A Foggy Source of Water Becomes Clear
If there’s one thing that rings true much of the year, the Monterey Peninsula has no shortage of fog. It obscures the scenery, puts a damper on plans (and moods) and can be collected and used as a supplemental water source. Wait. What?

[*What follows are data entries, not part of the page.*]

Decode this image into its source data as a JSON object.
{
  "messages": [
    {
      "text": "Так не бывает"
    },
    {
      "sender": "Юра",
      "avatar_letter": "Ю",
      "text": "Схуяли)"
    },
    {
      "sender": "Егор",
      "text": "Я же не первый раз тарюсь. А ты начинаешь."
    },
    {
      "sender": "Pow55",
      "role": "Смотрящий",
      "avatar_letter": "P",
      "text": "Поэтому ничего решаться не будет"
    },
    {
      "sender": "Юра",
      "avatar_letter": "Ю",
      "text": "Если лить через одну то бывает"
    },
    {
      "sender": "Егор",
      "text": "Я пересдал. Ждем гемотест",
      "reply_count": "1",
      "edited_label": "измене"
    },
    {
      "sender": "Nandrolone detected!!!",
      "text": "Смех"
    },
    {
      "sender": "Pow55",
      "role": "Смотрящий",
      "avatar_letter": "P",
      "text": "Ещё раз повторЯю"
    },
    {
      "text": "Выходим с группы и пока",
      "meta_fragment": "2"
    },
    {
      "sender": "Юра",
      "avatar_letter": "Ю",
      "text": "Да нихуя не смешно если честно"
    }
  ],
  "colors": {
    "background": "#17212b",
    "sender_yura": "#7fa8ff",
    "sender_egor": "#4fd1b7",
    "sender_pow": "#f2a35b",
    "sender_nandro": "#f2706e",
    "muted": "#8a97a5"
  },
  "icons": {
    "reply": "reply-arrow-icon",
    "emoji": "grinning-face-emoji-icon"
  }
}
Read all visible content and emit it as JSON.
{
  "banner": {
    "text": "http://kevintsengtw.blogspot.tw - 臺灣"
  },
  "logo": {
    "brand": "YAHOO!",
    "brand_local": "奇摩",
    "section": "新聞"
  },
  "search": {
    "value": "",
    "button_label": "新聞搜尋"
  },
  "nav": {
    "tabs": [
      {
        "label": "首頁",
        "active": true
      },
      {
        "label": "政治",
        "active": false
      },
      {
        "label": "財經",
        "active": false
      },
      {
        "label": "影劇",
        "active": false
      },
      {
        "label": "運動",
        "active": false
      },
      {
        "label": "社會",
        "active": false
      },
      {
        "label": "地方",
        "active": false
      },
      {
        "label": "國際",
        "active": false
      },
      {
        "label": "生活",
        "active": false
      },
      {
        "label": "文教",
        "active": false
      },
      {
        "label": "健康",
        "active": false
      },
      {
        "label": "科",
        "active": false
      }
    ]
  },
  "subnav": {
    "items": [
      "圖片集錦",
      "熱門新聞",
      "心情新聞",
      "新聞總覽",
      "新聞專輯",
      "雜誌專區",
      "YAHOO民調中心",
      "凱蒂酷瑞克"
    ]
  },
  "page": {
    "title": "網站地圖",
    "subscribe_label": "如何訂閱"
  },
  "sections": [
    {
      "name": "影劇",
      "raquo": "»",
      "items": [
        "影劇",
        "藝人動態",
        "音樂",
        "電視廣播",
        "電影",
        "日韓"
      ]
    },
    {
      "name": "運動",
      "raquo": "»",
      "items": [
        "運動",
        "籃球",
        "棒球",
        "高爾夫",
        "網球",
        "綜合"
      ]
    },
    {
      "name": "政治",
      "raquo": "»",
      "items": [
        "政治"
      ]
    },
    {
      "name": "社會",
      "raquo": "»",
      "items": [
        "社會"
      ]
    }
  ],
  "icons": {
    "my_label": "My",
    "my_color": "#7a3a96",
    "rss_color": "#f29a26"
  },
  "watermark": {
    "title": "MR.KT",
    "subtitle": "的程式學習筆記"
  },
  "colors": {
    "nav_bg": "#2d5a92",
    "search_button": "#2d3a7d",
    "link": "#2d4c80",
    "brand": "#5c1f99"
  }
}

Dan has had experience building fog collectors here and has traveled extensively through Chile—one of the first countries to initiate such efforts. He, along with many experts in the field, believe that fog collectors may be a potential source for reforestation on land that doesn’t have piped-in water. “In some areas where there’s little or no rain, there is fog,” he says. “The best fog collection is at elevations of 2,000 feet or above. One project in Chile was close to the ocean and nets were set up to pipe water down to a village, supplying their water for nine years. Another used fog to water a grove of olive trees and soon they’ll be producing olive oil using the fog-fed plants.”